By Carol Stiffler
The Feeding America truck rolled into Newberry on Wednesday, June 1, carrying 450 boxes of dairy and 450 boxes of produce to feed local families in need.
Ken Estelle, CEO of Feeding America of West Michigan, drove the truck to town himself and assisted with the distribution, which he said is one of the larger distribution spots in the U.P.
“We were surprised at how quickly the need increased across the board,” Estelle said.
Typically, economic woes build slowly and lead to a gradual increased need. But with a sudden state lockdown and unemployment benefits that took a long time to unravel, the need for food assistance basically doubled overnight.
Estelle said Feeding America typically assisted about 200 local households on distribution days last year. This year, they were feeding between 400 and 500 households at each visit, and supplies were often exhausted before the line of recipients had been satisfied.
“Families in the U.P. were harder hit,” Estelle said. “The U.P. is a clear priority for us.”
Last week’s food stop brought 23,000 pounds of food and cost about $3,500 – costs that were covered by an assisting agency. But the retail value of all that food was about $50,000, and was worth about $100 per household.
Needing help and accepting it are two different things, though. Estelle said some of the people now receiving food from Feeding America are there for the first time in their lives.
“People in the U.P. are proud and independent,” Estelle said. “It’s harder in some cases for people to ask for help.”
Estelle says he doesn’t want anyone to go hungry and that he often has conversations with people who don’t want to ask for help.
“I ask them ‘Do you have food for tomorrow?’” he said. “If you’re not sure, that’s why we’re here.”
It’s not a food shortage, he said. One the one hand, there are families who are having trouble affording food in the wake of the coronavirus pandemic. On the other, there are farmers who are having to let their food go to waste because the infrastructure is failing to get their food onto tables.
Estelle said more than 100 different farmers sell their produce to Feeding America. “The farms have the food, and they’ll tell you,” he said.
Feeding America of West Michigan works with communities and organizations to pay for food in massive quantities and distribute it across the Upper Peninsula and portions of the lower peninsula. Teams of volunteers sort the food in warehouses and prepare it for shipment.
Once the truck reaches a distribution site, the food is passed out without stipulations.
“They just have to say ‘We need food,’” Estelle said. “We don’t investigate.” That includes not asking where someone lives, and families have been known to come from towns in other counties to pick up food when the truck is in Newberry.
There may be a few people abusing the system, he acknowledged, but it’s a very small percentage and he doesn’t want to divert resources to identify them.
“I’d rather feed the 98 percent that are needing the help,” he said.

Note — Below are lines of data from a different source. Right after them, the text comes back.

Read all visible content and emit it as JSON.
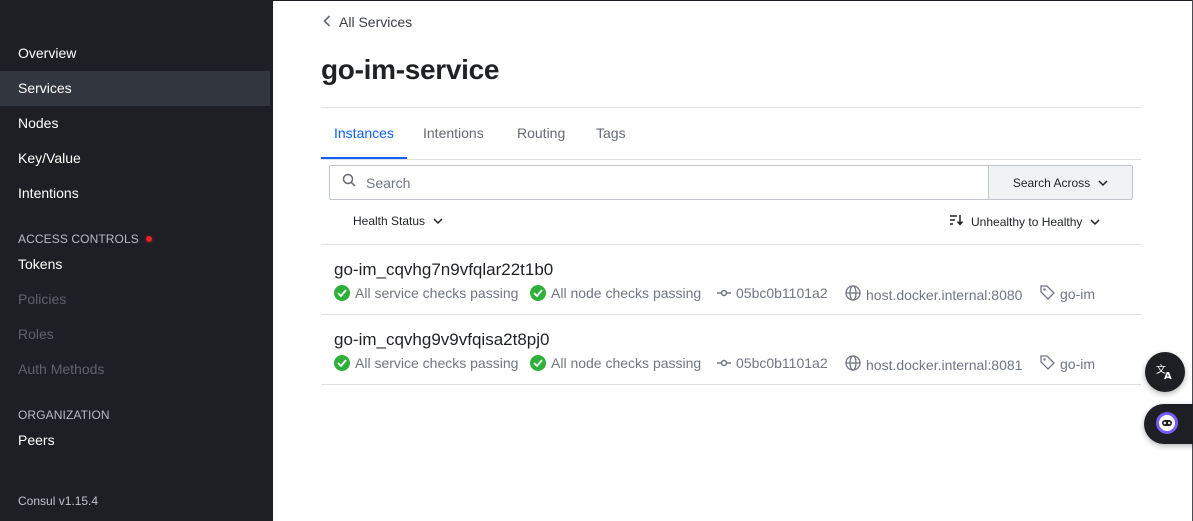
{
  "sidebar": {
    "items": [
      {
        "label": "Overview",
        "active": false,
        "enabled": true
      },
      {
        "label": "Services",
        "active": true,
        "enabled": true
      },
      {
        "label": "Nodes",
        "active": false,
        "enabled": true
      },
      {
        "label": "Key/Value",
        "active": false,
        "enabled": true
      },
      {
        "label": "Intentions",
        "active": false,
        "enabled": true
      }
    ],
    "access_controls": {
      "heading": "ACCESS CONTROLS",
      "items": [
        {
          "label": "Tokens",
          "enabled": true
        },
        {
          "label": "Policies",
          "enabled": false
        },
        {
          "label": "Roles",
          "enabled": false
        },
        {
          "label": "Auth Methods",
          "enabled": false
        }
      ]
    },
    "organization": {
      "heading": "ORGANIZATION",
      "items": [
        {
          "label": "Peers",
          "enabled": true
        }
      ]
    },
    "version": "Consul v1.15.4"
  },
  "breadcrumb": {
    "back_label": "All Services"
  },
  "page": {
    "title": "go-im-service"
  },
  "tabs": [
    {
      "label": "Instances",
      "active": true
    },
    {
      "label": "Intentions",
      "active": false
    },
    {
      "label": "Routing",
      "active": false
    },
    {
      "label": "Tags",
      "active": false
    }
  ],
  "search": {
    "placeholder": "Search",
    "value": "",
    "scope_button": "Search Across"
  },
  "filters": {
    "health_label": "Health Status",
    "sort_label": "Unhealthy to Healthy"
  },
  "instances": [
    {
      "name": "go-im_cqvhg7n9vfqlar22t1b0",
      "service_checks": "All service checks passing",
      "node_checks": "All node checks passing",
      "node": "05bc0b1101a2",
      "address": "host.docker.internal:8080",
      "tag": "go-im"
    },
    {
      "name": "go-im_cqvhg9v9vfqisa2t8pj0",
      "service_checks": "All service checks passing",
      "node_checks": "All node checks passing",
      "node": "05bc0b1101a2",
      "address": "host.docker.internal:8081",
      "tag": "go-im"
    }
  ],
  "colors": {
    "accent": "#1060ff",
    "sidebar_bg": "#1d1f24",
    "passing": "#2eb039",
    "alert": "#e52228"
  },
  "icons": {
    "back": "chevron-left-icon",
    "search": "search-icon",
    "dropdown": "chevron-down-icon",
    "sort": "sort-icon",
    "passing": "check-circle-icon",
    "node": "git-commit-icon",
    "address": "globe-icon",
    "tag": "tag-icon",
    "translate": "translate-icon",
    "assistant": "bot-icon"
  }
}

Mary Archambeau, director of the Luce County LINK and a principal coordinator of the local Feeding America effort, knows what it means to the people who receive the help. At last week’s pick-up, 564 people from 15 communities received the food assistance.

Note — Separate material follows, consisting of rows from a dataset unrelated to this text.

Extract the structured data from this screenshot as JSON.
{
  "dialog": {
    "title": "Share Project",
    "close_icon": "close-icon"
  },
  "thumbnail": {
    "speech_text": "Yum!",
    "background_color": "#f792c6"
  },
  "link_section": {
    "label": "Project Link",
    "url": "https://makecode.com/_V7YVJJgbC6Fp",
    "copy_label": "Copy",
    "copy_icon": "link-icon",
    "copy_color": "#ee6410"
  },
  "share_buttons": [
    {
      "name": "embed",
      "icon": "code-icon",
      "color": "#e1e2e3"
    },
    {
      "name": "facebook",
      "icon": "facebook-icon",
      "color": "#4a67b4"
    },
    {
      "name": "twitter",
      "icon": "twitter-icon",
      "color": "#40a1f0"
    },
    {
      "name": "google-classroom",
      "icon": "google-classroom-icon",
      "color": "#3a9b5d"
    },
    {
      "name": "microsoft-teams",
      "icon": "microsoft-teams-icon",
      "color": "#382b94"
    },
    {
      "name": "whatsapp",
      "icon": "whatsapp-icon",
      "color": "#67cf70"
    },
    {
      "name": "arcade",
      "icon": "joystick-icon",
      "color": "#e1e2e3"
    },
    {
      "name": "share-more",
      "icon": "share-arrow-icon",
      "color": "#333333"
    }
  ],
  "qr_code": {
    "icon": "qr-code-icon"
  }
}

“I see more elders than families going through the line and they are all very grateful to Feeding America for being there,” she said.